Commitment to Diversity, Equity, and Inclusion (DEI):
I am dedicated to ensuring that my lab is a safe, open, welcoming environment for everyone. This is a commitment that includes a series of tangible actions and policies that are summarized below and that will continue to evolve.
As I continue to educate myself on the systemic issues that act as a barrier to a career in science, as well as reckon with how my own path has both directly and indirectly contributed to the problem, I want any prospective student or postdoc who may be reading this to know that it is my priority to be a supportive mentor and advocate for you. No matter the color of your skin, your gender, sexual orientation, religion, or any other aspect of your identity, you are welcome in my lab and you are welcome at WHOI. I believe that part of the solution to improving DEI is outreach across a wide spectrum of academic levels, from K-12 through grad school. But on a daily basis, within academia, being an adocate for DEI as an advisor to students and postdocs is a key part of effecting meaningful change. Here are my commitments to you, a potential student or postdoc:
Reducing the inherent academic power dynamic between students and advisors. To create a truly open environment (and to do the best science together), it is absolutely critical that you feel comfortable talking with me or someone else at WHOI whenever an issue arises, without fear of retribution. One small but tangible step towards creating this openness is eliminating confidential letters of recommendation on applications. Too often, advisees are reluctant to come forward with issues out of fear that their advisor may write a negative letter of recommendation in the future.

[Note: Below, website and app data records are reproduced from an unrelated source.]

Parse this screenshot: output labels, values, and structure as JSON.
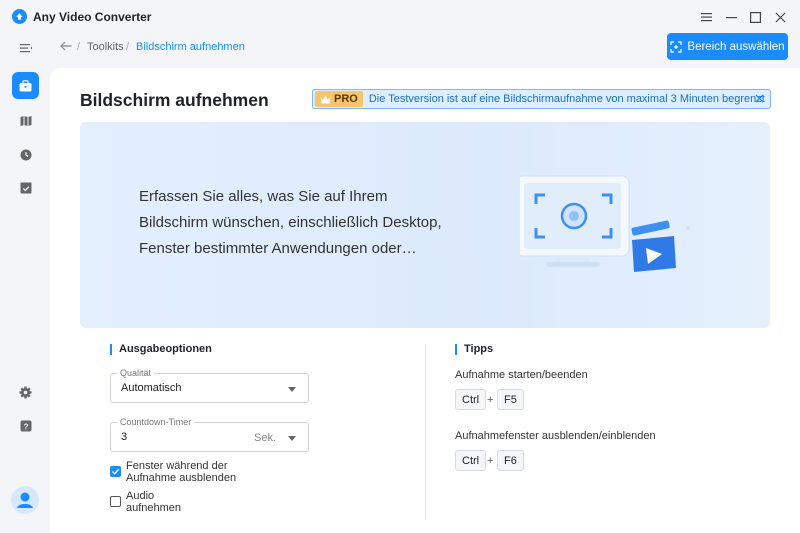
{
  "app": {
    "title": "Any Video Converter"
  },
  "window_controls": [
    "menu-icon",
    "minimize-icon",
    "maximize-icon",
    "close-icon"
  ],
  "breadcrumb": {
    "items": [
      "Toolkits",
      "Bildschirm aufnehmen"
    ],
    "separator": "/"
  },
  "header": {
    "region_button": "Bereich auswählen"
  },
  "sidebar": {
    "items": [
      "collapse-menu-icon",
      "toolbox-icon",
      "map-icon",
      "history-icon",
      "tasks-icon",
      "settings-icon",
      "help-icon",
      "avatar-icon"
    ]
  },
  "page": {
    "title": "Bildschirm aufnehmen"
  },
  "pro_banner": {
    "badge": "PRO",
    "text": "Die Testversion ist auf eine Bildschirmaufnahme von maximal 3 Minuten begrenzt"
  },
  "hero": {
    "lines": [
      "Erfassen Sie alles, was Sie auf Ihrem",
      "Bildschirm wünschen, einschließlich Desktop,",
      "Fenster bestimmter Anwendungen oder…"
    ]
  },
  "output": {
    "title": "Ausgabeoptionen",
    "quality": {
      "label": "Qualität",
      "value": "Automatisch"
    },
    "countdown": {
      "label": "Countdown-Timer",
      "value": "3",
      "unit": "Sek."
    },
    "hide_window": {
      "label": "Fenster während der Aufnahme ausblenden",
      "checked": true
    },
    "audio": {
      "label": "Audio aufnehmen",
      "checked": false
    }
  },
  "tips": {
    "title": "Tipps",
    "items": [
      {
        "label": "Aufnahme starten/beenden",
        "keys": [
          "Ctrl",
          "F5"
        ]
      },
      {
        "label": "Aufnahmefenster ausblenden/einblenden",
        "keys": [
          "Ctrl",
          "F6"
        ]
      }
    ],
    "plus": "+"
  },
  "colors": {
    "accent": "#1a8cff",
    "pro_badge": "#f6c46b",
    "banner_bg": "#dceeff"
  }
}
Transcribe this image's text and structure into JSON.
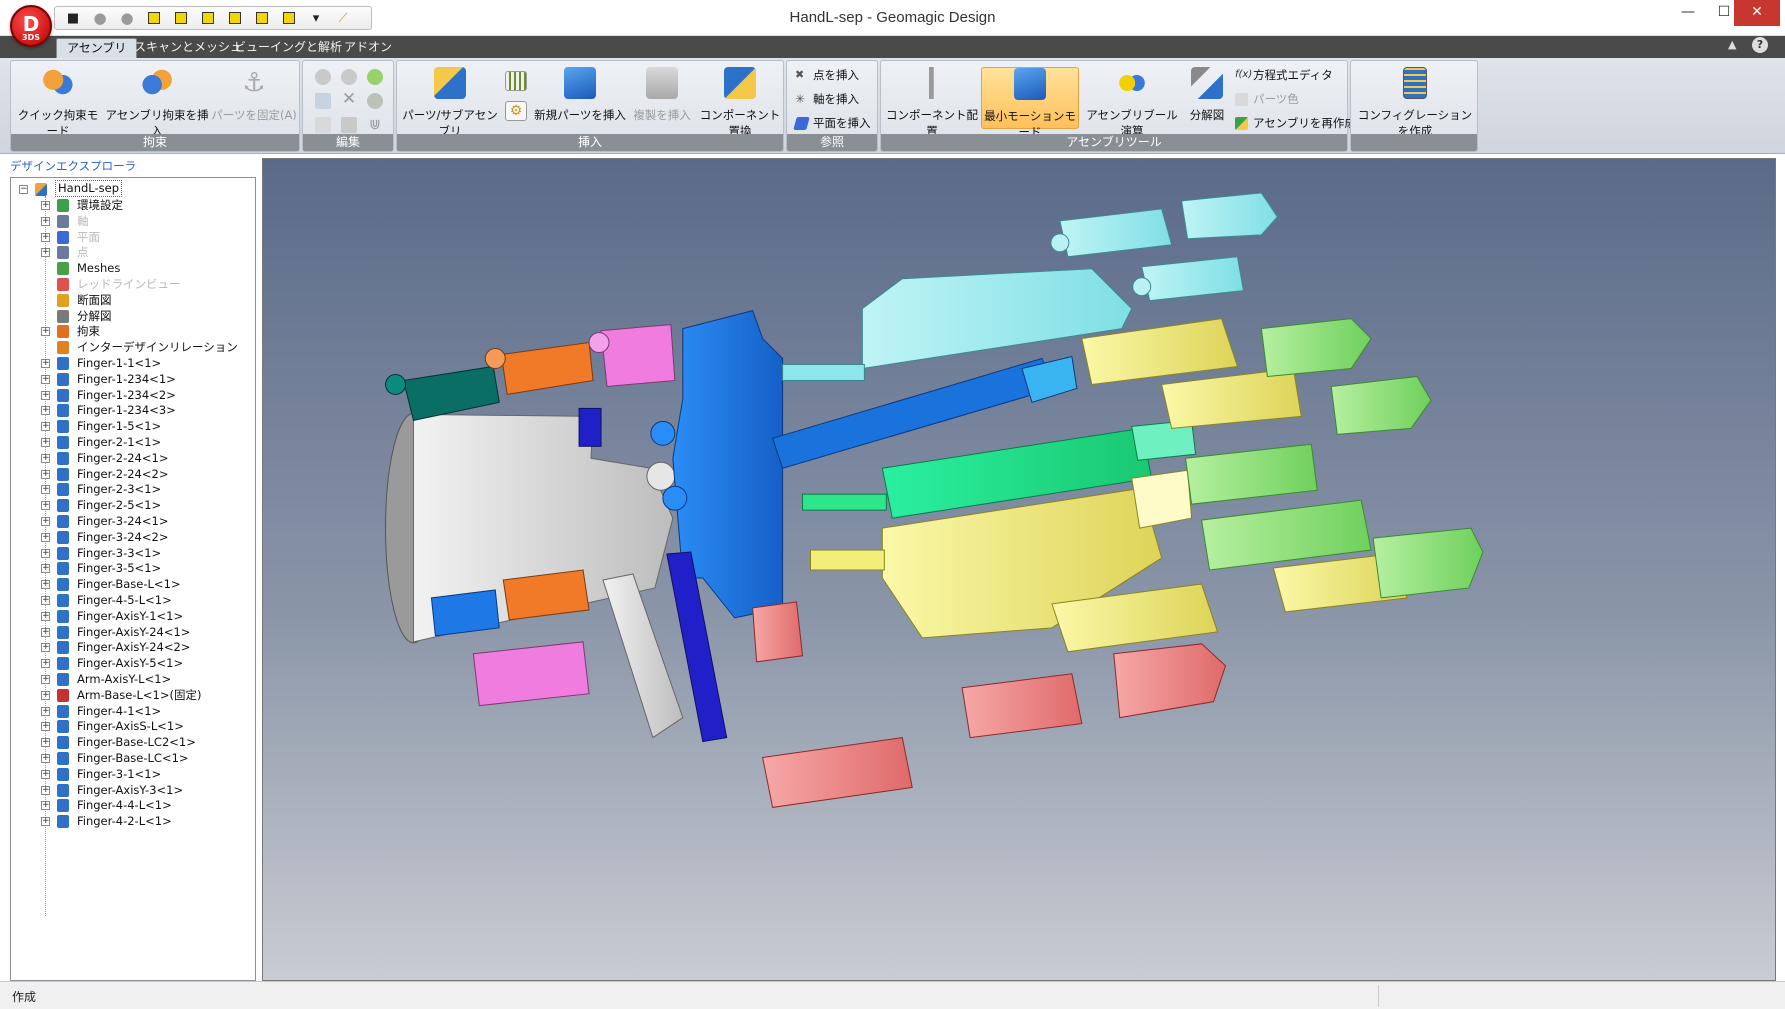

You have my word that you will always have an opportunity to see any letter of recommendation that I write. I hope that this transparency creates an openness that persists throughout your time in my lab group.
Your graduate student or postdoc experience is about developing skills and broadening interests, not being an underpaid replacement for a laboratory technician. At the outset of graduate school, it is enormously difficult to predict where your research will take you and whether your interests will remain the same (they likely will not!). I am committed to treating you as a scholar, not an employee, and to ensuring that you have the flexibility to change the course of your research. There are many avenues to change course in the middle of grad school, or even a postdoc position, and I want you to know before you even apply that I will support you should you decide to move in a new direction. [This goes for career shifts, too (e.g., outside of academia)]
Academia can be tough, especially in your early career. Failure is inevitable at any career stage, and in fact it is key to learning and to furthering scientific progress. However, despite its scientific benefits, failure can lead to mental and emotional distress and associated feelings of impostor syndrome. It’s important to know (a) that resources are available to you at WHOI, and (b) that I will support and encourage you to prioritize your mental and physical health in my lab at all times.
I am committed to continue learning and growing as a mentor and an advocate. A major flaw in academia is that scientists are trained and hired based on research skills, not interpersonal advising skills. I am sure that I won’t be a perfect advisor. But when I make a mistake, I hope you feel comfortable bringing it to my attention. You have my word that I will listen, learn, adapt and continue to educate myself on being a better mentor and advocate.